When last we left off, the poop house ended up on my case sheet under false pretenses. I protested this. I was told to take it up with my supervisor. Luckily for me, I had come to the office to meet with my supervisor in the first place. So I met with my supervisor.
"So, how's your case load?"
"Shitty. Now literally."
"What do you mean?"
"I got conned into taking the poop house, and I don't want to set foot in there... Julie has had that case for two years. TWO YEARS! And JULIE can't get them to do anything, I haven't even been here six months, I sure as hell won't be able to get them to stop living in squalor and screwing up their kid's life if Julie can't get it done!"
"Well, I'm going to tell you to just tough it out for a little while. See what you can do with them. Just give it a shot. I know it's going to be unpleasant. But just tough it out for a little while and see how it goes."
"I don't think you understand just how bad I don't want to try on this case. I've had unpleasant cases all along, and I'm not trying to pretend that any of the cases that come in through those doors are by any means pleasant, but this is beyond me... And saddling me with this... This is just begging for trouble."
"Well, there aren't any trainees to give it to, although, I don't think a new hire should be doing this case..."
"I'm barely out of my 'probationary period,' I'm not that much better off! You're right! Give it to someone who has been here long enough to have health insurance, because they're going to need it!"
"You have health insurance. You can do this. Just try."
"Try it. I bet you get further with them than you think!"
"'Try it,' you say that like a mom trying to get her kid to eat brussels sprouts for the tenth time, when the kid didn't like them the first nine times either. The only thing is that THIS ISN'T EVEN GOOD FOR ME, AND I CAN ALREADY TELL YOU THAT I DON'T LIKE IT."
"If you don't see any results, we'll transfer it in a month."
"A MONTH? That's so cruel!"
"Take it or leave it, that's the offer. It's staying on your sheet, and if you want to keep working here, you'll do the job."
"I hope you don't think I'm going to walk around pretending like I'm ok with this."
"Nope. Do what you have to. Just do the job."
Just do the job they told me. Only a month they told me. I would later find out I'd been lied to again... But that's a month later in the story.
In the meantime I admittedly sulked for a little while, and then I called their state case manager. As it turned out, it was someone who had gone to high school with me. To protect the names of the innocent, we'll continue referring to the case as the poop house, rather than by the family name, and we'll call the state case worker Dave.
"Dave! What's happening?"
"Liz! What can I do for you?"
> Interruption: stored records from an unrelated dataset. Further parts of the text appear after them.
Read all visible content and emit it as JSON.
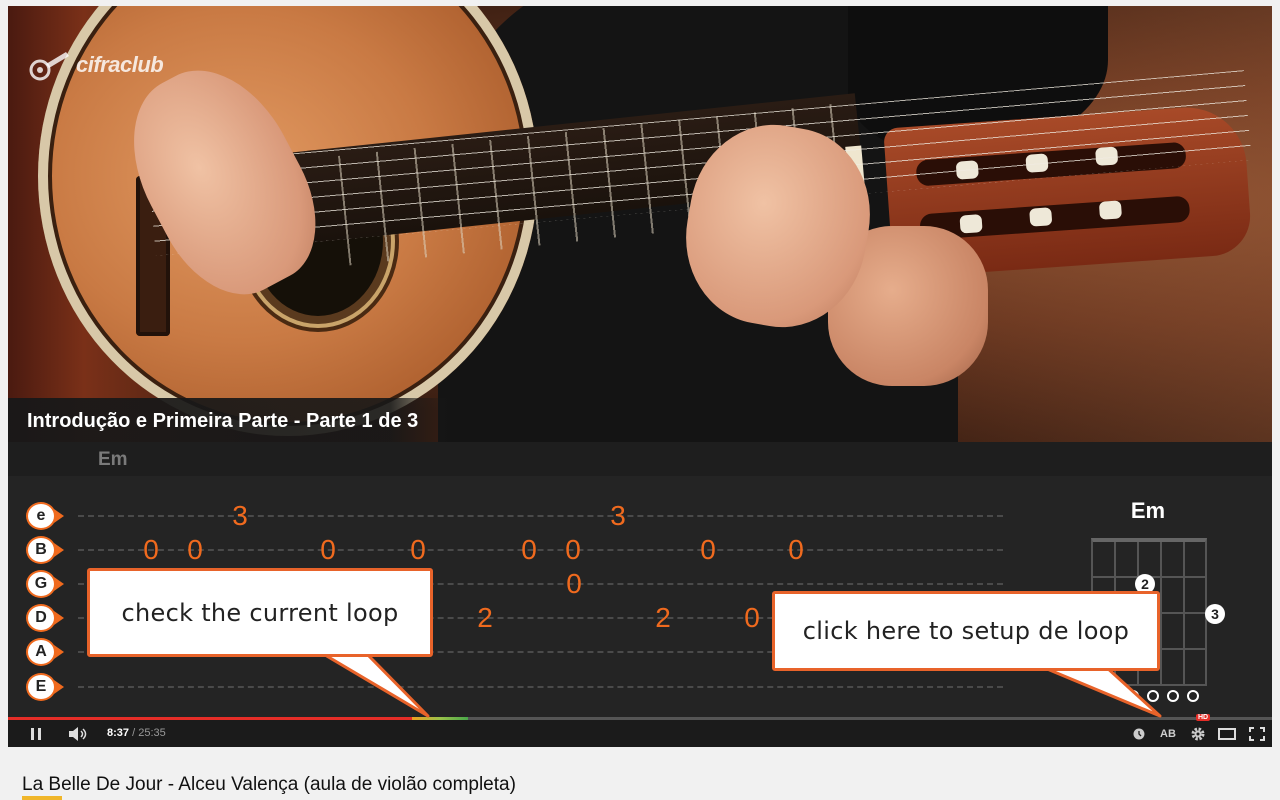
{
  "player": {
    "logo_text": "cifraclub",
    "video_title": "Introdução e Primeira Parte - Parte 1 de 3",
    "current_chord": "Em",
    "strings": [
      {
        "label": "e",
        "notes": [
          {
            "fret": "3",
            "pos": 232
          },
          {
            "fret": "3",
            "pos": 610
          }
        ]
      },
      {
        "label": "B",
        "notes": [
          {
            "fret": "0",
            "pos": 143
          },
          {
            "fret": "0",
            "pos": 187
          },
          {
            "fret": "0",
            "pos": 320
          },
          {
            "fret": "0",
            "pos": 410
          },
          {
            "fret": "0",
            "pos": 521
          },
          {
            "fret": "0",
            "pos": 565
          },
          {
            "fret": "0",
            "pos": 700
          },
          {
            "fret": "0",
            "pos": 788
          }
        ]
      },
      {
        "label": "G",
        "notes": [
          {
            "fret": "0",
            "pos": 566
          }
        ]
      },
      {
        "label": "D",
        "notes": [
          {
            "fret": "2",
            "pos": 477
          },
          {
            "fret": "2",
            "pos": 655
          },
          {
            "fret": "0",
            "pos": 744
          }
        ]
      },
      {
        "label": "A",
        "notes": []
      },
      {
        "label": "E",
        "notes": []
      }
    ],
    "chord_diagram": {
      "name": "Em",
      "fingers": [
        "2",
        "3"
      ],
      "page_dots": 4,
      "active_dot": 0
    },
    "progress": {
      "played_fraction": 0.33,
      "loop_start_fraction": 0.32,
      "loop_end_fraction": 0.364
    },
    "time": {
      "current": "8:37",
      "separator": " / ",
      "total": "25:35"
    },
    "controls": {
      "ab_label": "AB",
      "hd_label": "HD"
    }
  },
  "callouts": {
    "check_loop": "check the current loop",
    "setup_loop": "click here to setup de loop"
  },
  "page": {
    "title": "La Belle De Jour - Alceu Valença (aula de violão completa)"
  },
  "colors": {
    "accent_orange": "#f06a1e",
    "callout_border": "#e8632a",
    "progress_red": "#e52d27"
  }
}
"Well, I've got a case with you... The poop house."
"OH. I'm sorry."
"Not as sorry as I am."
"Yeah, you will have to be there a hell of a lot more than I will... That'll suck."
"Thanks so much. ...So what do you want me to do here that Julie wasn't able to accomplish in her TWO YEARS on this case?"
"Well, to be honest with you, I don't know... I mean Julie had a chore list for them, and so I guess just make sure they are keeping up with that... Maybe introduce some hygiene into the routine. I don't know, just make sure the kid is alive and fed and do what you can."
"You do know the state of the house don't you? There's no way that that house is an acceptable environment!"
"Yeah, I've seen it. I've smelled it. I've done whatever I can to change things for them... And I know it's awful, but technically speaking it meets minimum standards, so it is what it is... Ideally I'd like to get out of there in a couple of months, provided that nothing major happens between now and then."
(That last little caveat in the speech sealed my fate.)
I hung up with Dave, and went to talk to Julie.
"Julie! Why did you dump the poop house onto my case load?"
"Lizzle, they gave that to you? OH I AM SO SORRY!"
"Well, tell me what I need to do to get anything out of them... I am not thinking anything is going to change, but give me your sage advice here."
"Well, stay on top of their chore list. I had them tape it to a cabinet so they'd see it every day, that never did any good, so basically you have to go in at random times and unfortunately you've got to stand there and go through all the chores listed one by one and make sure that they get done so that you can document that they did them."
"Gross doesn't begin to cover that place!"
"I know, but I lack the vocabulary to really say anything about what it really is."
"Nobody has that vocabulary."
"Thanks for the help... And I hate you for dumping this on me!"
And with that, I went home to do a little more sulking. I sulked for about an hour, finished out my standard work day, and went back home to sulk some more... Little did I know that this would be my last standard work day for quite some time.